- [YOUR INSTRUCTIONS]: Where does the word "Pastor" appear in the data? Copy every line that holds it.

Web page and app entries
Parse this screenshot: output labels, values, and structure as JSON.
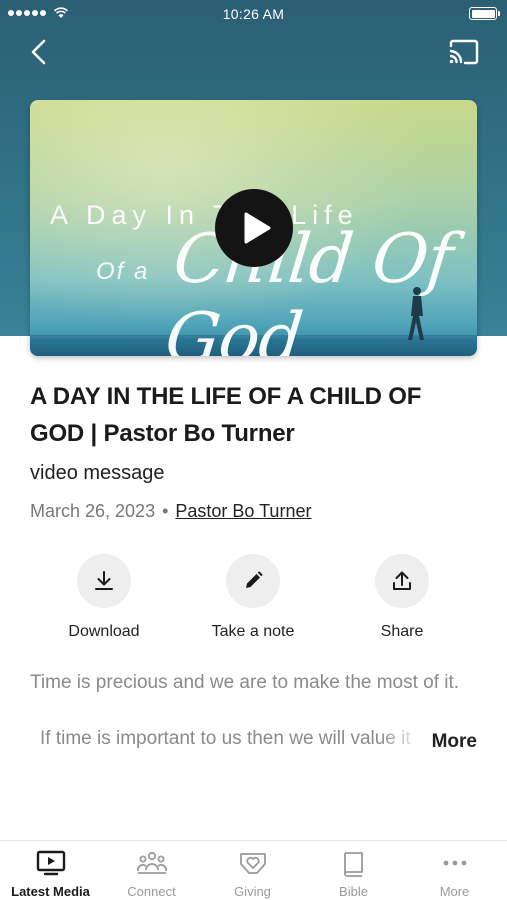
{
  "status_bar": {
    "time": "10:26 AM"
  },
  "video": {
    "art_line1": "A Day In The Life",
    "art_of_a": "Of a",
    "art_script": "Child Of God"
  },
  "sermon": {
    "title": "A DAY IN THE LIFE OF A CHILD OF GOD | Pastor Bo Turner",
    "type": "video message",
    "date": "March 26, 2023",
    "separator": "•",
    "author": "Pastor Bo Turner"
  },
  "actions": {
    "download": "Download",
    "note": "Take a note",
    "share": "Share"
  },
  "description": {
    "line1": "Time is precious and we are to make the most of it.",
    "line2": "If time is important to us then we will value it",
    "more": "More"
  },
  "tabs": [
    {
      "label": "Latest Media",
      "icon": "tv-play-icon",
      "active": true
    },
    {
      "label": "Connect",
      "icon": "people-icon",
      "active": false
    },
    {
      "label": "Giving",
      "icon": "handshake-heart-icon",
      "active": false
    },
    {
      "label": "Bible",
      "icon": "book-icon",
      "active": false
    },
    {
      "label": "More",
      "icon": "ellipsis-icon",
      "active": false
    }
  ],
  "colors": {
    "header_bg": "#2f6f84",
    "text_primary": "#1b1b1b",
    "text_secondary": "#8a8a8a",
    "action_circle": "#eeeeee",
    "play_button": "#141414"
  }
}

- [YOUR SOLUTION]:
    "title": "A DAY IN THE LIFE OF A CHILD OF GOD | Pastor Bo Turner",
    "author": "Pastor Bo Turner"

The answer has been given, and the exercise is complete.